space trilogy and non-fiction books, but I love hearing what captures other readers' imagination. Inevitably, Lewis' well known middle-grade series, THE CHRONICLES OF NARNIA, will feature prominently.
If you haven't joined Peter, Susan, Edmund, and Lucy on their fantastical adventures, it's time you did. A tromp through Narnia feels almost a rite of passage for children, and I have yet to meet a reader - child or adult - who, upon completion of the books, didn't wonder wistfully whether they might stumble across a portal to adventure in an otherworld. So I thought to put up today's post and invite you, Mayhem readers, to comment about your experience with Narnia as a middle-grade reader. Do you remember your reaction? What about teachers and librarians? Do you think today's readers are still drawn to the magic of Narnia?
And for the writers among us, I thought to share some of Lewis' no-nonsense writing advice found in his LETTERS TO CHILDREN. (If you haven't read this slim volume, it's great fun, as it includes reprints of his replies to fan letters, some of which include illustrations). Someone must have asked him for writing tips, and he responds:
"What really matters is: -
1. Always try to use the language so as to make quite clear what you mean and make sure your sentence couldn't mean anything else.
2. Always prefer the plain direct word to the long, vague one. Don't implement promises, but keep them.
3. Never use abstract nouns when concrete ones will do. If you mean "More people died" don't say "Mortality rose."
4. In writing. Don't use adjectives which merely tell us how you want us to feel about the thing you are describing. I mean, instead of telling us a thing was "terrible," describe it so that we'll be terrified. Don't say it was "delightful"; make us say "delightful" when we've read the description. You see, all those words (horrifying, wonderful, hideous, exquisite) are only like saying to your readers "Please will you do my job for me."
5. Don't use words too big for the subject. Don't say "infinitely" when you mean" very"; otherwise you'll have no word left when you want to talk about something really infinite."
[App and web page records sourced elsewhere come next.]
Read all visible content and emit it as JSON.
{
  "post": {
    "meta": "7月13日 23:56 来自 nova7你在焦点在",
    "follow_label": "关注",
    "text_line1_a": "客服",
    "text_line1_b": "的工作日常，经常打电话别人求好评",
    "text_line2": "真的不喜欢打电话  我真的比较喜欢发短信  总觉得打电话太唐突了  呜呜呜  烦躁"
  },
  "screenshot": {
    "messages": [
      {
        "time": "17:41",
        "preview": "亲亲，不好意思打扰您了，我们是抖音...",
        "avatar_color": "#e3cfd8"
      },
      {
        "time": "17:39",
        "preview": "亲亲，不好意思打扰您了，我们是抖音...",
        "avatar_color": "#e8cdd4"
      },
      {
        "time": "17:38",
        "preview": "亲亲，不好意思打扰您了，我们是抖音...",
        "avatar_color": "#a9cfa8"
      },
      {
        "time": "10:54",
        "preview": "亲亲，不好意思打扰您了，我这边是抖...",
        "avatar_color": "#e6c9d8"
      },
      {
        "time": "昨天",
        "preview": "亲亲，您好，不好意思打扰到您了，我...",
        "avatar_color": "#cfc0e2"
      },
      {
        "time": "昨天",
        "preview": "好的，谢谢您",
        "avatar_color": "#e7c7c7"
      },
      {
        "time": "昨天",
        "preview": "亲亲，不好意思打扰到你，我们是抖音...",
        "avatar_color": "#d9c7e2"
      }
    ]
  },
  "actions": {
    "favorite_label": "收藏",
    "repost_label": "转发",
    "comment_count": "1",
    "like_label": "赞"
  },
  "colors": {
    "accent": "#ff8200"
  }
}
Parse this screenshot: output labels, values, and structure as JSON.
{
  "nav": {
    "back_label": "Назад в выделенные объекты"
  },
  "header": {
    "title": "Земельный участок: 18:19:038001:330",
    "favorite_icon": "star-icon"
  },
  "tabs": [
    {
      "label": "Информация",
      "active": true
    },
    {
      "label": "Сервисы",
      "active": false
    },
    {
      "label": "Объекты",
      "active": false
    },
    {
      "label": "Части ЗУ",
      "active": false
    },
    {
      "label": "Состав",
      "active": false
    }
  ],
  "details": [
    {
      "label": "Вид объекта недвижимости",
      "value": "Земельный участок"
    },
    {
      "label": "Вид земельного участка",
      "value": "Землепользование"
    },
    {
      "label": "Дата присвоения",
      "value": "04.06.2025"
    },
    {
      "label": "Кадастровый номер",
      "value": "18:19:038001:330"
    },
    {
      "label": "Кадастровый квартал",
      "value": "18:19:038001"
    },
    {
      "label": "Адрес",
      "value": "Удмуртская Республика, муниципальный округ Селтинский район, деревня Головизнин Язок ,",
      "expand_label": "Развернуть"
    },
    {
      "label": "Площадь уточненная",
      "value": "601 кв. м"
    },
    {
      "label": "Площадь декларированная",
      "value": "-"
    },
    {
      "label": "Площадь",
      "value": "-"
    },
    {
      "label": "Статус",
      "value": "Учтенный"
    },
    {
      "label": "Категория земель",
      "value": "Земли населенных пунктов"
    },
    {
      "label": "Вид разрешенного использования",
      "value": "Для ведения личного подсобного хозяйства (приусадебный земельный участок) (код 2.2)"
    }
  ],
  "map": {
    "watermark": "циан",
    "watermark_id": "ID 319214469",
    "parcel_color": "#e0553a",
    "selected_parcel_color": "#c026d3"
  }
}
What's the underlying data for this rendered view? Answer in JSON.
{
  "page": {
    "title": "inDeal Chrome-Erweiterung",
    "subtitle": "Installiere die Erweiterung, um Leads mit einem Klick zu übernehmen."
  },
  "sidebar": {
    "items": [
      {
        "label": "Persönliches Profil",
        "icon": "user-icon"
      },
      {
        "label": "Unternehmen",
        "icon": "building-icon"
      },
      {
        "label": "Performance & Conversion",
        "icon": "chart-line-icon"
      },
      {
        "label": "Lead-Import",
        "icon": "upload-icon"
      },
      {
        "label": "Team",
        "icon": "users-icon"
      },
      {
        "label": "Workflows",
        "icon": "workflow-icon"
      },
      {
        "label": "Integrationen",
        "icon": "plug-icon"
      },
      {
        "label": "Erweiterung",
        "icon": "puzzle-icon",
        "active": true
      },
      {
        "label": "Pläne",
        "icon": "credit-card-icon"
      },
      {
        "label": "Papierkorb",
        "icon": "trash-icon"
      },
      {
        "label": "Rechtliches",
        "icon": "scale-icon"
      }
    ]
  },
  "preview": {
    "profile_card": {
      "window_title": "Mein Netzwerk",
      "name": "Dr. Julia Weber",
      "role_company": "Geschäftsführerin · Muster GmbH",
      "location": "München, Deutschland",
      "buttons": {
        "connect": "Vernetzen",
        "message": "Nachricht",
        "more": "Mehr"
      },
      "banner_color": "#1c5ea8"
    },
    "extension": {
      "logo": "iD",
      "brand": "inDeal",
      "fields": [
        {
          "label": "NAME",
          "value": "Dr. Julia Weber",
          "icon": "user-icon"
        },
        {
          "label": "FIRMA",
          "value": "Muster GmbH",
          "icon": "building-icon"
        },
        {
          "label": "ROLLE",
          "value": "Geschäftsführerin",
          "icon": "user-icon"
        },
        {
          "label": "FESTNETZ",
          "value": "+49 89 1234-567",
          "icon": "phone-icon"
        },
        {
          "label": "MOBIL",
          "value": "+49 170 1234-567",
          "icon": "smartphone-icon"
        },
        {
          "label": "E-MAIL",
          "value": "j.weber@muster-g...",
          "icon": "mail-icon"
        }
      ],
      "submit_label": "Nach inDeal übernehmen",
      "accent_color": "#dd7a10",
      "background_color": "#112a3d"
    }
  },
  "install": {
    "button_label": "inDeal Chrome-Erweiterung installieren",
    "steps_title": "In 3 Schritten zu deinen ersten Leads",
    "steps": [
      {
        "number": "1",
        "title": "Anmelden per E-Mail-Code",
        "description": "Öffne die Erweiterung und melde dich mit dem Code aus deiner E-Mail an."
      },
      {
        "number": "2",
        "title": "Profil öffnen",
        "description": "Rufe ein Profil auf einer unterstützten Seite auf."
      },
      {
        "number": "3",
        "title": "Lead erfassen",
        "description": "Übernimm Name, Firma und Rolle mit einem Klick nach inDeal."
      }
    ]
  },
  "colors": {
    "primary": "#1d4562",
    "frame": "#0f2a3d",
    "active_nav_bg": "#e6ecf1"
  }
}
Much more has and could be said about Lewis and his contribution to literature, but for now I'll conclude by expressing my gratitude, because his writing has nourished my imagination and spirit in profound ways. Cheers.